__Directions__: Give the records below again, exactly as they appear.

◇ ◇ ◇

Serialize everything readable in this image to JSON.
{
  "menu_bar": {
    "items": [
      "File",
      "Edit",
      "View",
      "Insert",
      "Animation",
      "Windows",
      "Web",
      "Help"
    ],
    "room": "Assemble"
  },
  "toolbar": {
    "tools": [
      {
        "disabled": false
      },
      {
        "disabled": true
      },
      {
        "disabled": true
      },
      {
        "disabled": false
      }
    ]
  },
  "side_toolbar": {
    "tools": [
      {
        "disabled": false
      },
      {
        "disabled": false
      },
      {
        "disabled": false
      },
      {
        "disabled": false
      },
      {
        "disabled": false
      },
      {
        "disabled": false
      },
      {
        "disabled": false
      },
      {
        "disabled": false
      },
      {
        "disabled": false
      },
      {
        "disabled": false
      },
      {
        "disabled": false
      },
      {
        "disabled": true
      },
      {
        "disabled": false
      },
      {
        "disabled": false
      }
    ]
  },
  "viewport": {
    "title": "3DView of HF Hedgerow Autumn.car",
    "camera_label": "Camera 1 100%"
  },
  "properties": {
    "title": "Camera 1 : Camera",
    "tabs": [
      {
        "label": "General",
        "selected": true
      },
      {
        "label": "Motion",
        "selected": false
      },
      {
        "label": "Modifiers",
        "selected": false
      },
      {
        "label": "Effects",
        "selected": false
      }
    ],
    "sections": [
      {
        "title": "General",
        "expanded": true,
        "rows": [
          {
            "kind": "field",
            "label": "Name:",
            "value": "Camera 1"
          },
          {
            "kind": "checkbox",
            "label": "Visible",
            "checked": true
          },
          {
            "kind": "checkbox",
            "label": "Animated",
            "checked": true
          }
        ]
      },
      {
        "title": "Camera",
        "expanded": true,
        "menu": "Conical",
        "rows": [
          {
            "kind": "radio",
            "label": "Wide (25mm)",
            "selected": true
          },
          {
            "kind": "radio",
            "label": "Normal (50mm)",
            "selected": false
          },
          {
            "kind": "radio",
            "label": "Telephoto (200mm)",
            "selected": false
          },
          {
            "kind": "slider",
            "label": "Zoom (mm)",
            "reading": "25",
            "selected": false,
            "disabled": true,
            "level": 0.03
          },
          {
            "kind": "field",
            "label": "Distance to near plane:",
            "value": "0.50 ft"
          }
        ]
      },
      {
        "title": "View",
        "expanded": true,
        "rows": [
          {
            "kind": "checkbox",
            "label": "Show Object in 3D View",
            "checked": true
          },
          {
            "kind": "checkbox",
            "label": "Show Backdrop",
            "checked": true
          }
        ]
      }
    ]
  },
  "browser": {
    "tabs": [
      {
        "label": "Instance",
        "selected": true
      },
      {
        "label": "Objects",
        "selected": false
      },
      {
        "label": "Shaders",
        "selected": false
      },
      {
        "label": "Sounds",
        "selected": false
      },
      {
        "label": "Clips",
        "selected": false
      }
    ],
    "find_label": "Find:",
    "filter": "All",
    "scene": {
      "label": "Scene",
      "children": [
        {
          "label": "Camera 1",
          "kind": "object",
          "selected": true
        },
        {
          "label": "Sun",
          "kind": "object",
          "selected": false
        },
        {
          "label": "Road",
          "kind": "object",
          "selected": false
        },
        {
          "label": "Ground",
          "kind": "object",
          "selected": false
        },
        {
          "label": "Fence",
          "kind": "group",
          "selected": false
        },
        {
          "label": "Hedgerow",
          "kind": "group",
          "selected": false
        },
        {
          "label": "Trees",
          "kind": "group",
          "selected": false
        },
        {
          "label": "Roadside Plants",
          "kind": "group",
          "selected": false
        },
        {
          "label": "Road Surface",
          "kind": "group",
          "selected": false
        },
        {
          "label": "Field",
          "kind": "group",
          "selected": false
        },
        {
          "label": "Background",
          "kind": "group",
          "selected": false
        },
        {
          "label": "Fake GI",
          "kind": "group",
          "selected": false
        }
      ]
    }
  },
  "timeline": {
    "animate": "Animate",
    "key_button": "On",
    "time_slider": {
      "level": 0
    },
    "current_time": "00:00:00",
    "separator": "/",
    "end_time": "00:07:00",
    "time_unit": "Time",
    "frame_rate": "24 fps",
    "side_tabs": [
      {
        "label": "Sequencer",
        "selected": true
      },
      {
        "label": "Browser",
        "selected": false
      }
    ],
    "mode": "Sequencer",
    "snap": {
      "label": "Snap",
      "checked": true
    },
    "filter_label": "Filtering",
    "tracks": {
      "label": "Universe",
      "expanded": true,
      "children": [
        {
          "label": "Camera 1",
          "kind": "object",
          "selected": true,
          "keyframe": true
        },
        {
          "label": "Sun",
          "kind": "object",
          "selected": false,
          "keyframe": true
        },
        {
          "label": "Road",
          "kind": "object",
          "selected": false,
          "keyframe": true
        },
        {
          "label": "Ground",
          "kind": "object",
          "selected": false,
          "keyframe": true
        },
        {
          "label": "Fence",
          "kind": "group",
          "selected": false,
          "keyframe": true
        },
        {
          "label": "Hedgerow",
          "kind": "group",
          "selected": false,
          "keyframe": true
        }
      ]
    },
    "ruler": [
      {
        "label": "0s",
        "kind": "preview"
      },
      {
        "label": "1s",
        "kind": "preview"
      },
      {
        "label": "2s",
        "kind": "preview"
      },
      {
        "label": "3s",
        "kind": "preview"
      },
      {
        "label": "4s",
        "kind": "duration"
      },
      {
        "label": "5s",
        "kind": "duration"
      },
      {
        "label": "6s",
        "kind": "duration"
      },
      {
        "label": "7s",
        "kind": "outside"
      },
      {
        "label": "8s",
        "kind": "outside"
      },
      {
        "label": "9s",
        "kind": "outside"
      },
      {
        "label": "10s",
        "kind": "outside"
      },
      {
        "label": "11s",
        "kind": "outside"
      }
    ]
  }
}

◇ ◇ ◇

__Solution to this task__:
Serialize everything readable in this image to JSON.
{
  "menu_bar": {
    "items": [
      "File",
      "Edit",
      "View",
      "Insert",
      "Animation",
      "Windows",
      "Web",
      "Help"
    ],
    "room": "Assemble"
  },
  "toolbar": {
    "tools": [
      {
        "disabled": false
      },
      {
        "disabled": true
      },
      {
        "disabled": true
      },
      {
        "disabled": false
      }
    ]
  },
  "side_toolbar": {
    "tools": [
      {
        "disabled": false
      },
      {
        "disabled": false
      },
      {
        "disabled": false
      },
      {
        "disabled": false
      },
      {
        "disabled": false
      },
      {
        "disabled": false
      },
      {
        "disabled": false
      },
      {
        "disabled": false
      },
      {
        "disabled": false
      },
      {
        "disabled": false
      },
      {
        "disabled": false
      },
      {
        "disabled": true
      },
      {
        "disabled": false
      },
      {
        "disabled": false
      }
    ]
  },
  "viewport": {
    "title": "3DView of HF Hedgerow Autumn.car",
    "camera_label": "Camera 1 100%"
  },
  "properties": {
    "title": "Camera 1 : Camera",
    "tabs": [
      {
        "label": "General",
        "selected": true
      },
      {
        "label": "Motion",
        "selected": false
      },
      {
        "label": "Modifiers",
        "selected": false
      },
      {
        "label": "Effects",
        "selected": false
      }
    ],
    "sections": [
      {
        "title": "General",
        "expanded": true,
        "rows": [
          {
            "kind": "field",
            "label": "Name:",
            "value": "Camera 1"
          },
          {
            "kind": "checkbox",
            "label": "Visible",
            "checked": true
          },
          {
            "kind": "checkbox",
            "label": "Animated",
            "checked": true
          }
        ]
      },
      {
        "title": "Camera",
        "expanded": true,
        "menu": "Conical",
        "rows": [
          {
            "kind": "radio",
            "label": "Wide (25mm)",
            "selected": true
          },
          {
            "kind": "radio",
            "label": "Normal (50mm)",
            "selected": false
          },
          {
            "kind": "radio",
            "label": "Telephoto (200mm)",
            "selected": false
          },
          {
            "kind": "slider",
            "label": "Zoom (mm)",
            "reading": "25",
            "selected": false,
            "disabled": true,
            "level": 0.03
          },
          {
            "kind": "field",
            "label": "Distance to near plane:",
            "value": "0.50 ft"
          }
        ]
      },
      {
        "title": "View",
        "expanded": true,
        "rows": [
          {
            "kind": "checkbox",
            "label": "Show Object in 3D View",
            "checked": true
          },
          {
            "kind": "checkbox",
            "label": "Show Backdrop",
            "checked": true
          }
        ]
      }
    ]
  },
  "browser": {
    "tabs": [
      {
        "label": "Instance",
        "selected": true
      },
      {
        "label": "Objects",
        "selected": false
      },
      {
        "label": "Shaders",
        "selected": false
      },
      {
        "label": "Sounds",
        "selected": false
      },
      {
        "label": "Clips",
        "selected": false
      }
    ],
    "find_label": "Find:",
    "filter": "All",
    "scene": {
      "label": "Scene",
      "children": [
        {
          "label": "Camera 1",
          "kind": "object",
          "selected": true
        },
        {
          "label": "Sun",
          "kind": "object",
          "selected": false
        },
        {
          "label": "Road",
          "kind": "object",
          "selected": false
        },
        {
          "label": "Ground",
          "kind": "object",
          "selected": false
        },
        {
          "label": "Fence",
          "kind": "group",
          "selected": false
        },
        {
          "label": "Hedgerow",
          "kind": "group",
          "selected": false
        },
        {
          "label": "Trees",
          "kind": "group",
          "selected": false
        },
        {
          "label": "Roadside Plants",
          "kind": "group",
          "selected": false
        },
        {
          "label": "Road Surface",
          "kind": "group",
          "selected": false
        },
        {
          "label": "Field",
          "kind": "group",
          "selected": false
        },
        {
          "label": "Background",
          "kind": "group",
          "selected": false
        },
        {
          "label": "Fake GI",
          "kind": "group",
          "selected": false
        }
      ]
    }
  },
  "timeline": {
    "animate": "Animate",
    "key_button": "On",
    "time_slider": {
      "level": 0
    },
    "current_time": "00:00:00",
    "separator": "/",
    "end_time": "00:07:00",
    "time_unit": "Time",
    "frame_rate": "24 fps",
    "side_tabs": [
      {
        "label": "Sequencer",
        "selected": true
      },
      {
        "label": "Browser",
        "selected": false
      }
    ],
    "mode": "Sequencer",
    "snap": {
      "label": "Snap",
      "checked": true
    },
    "filter_label": "Filtering",
    "tracks": {
      "label": "Universe",
      "expanded": true,
      "children": [
        {
          "label": "Camera 1",
          "kind": "object",
          "selected": true,
          "keyframe": true
        },
        {
          "label": "Sun",
          "kind": "object",
          "selected": false,
          "keyframe": true
        },
        {
          "label": "Road",
          "kind": "object",
          "selected": false,
          "keyframe": true
        },
        {
          "label": "Ground",
          "kind": "object",
          "selected": false,
          "keyframe": true
        },
        {
          "label": "Fence",
          "kind": "group",
          "selected": false,
          "keyframe": true
        },
        {
          "label": "Hedgerow",
          "kind": "group",
          "selected": false,
          "keyframe": true
        }
      ]
    },
    "ruler": [
      {
        "label": "0s",
        "kind": "preview"
      },
      {
        "label": "1s",
        "kind": "preview"
      },
      {
        "label": "2s",
        "kind": "preview"
      },
      {
        "label": "3s",
        "kind": "preview"
      },
      {
        "label": "4s",
        "kind": "duration"
      },
      {
        "label": "5s",
        "kind": "duration"
      },
      {
        "label": "6s",
        "kind": "duration"
      },
      {
        "label": "7s",
        "kind": "outside"
      },
      {
        "label": "8s",
        "kind": "outside"
      },
      {
        "label": "9s",
        "kind": "outside"
      },
      {
        "label": "10s",
        "kind": "outside"
      },
      {
        "label": "11s",
        "kind": "outside"
      }
    ]
  }
}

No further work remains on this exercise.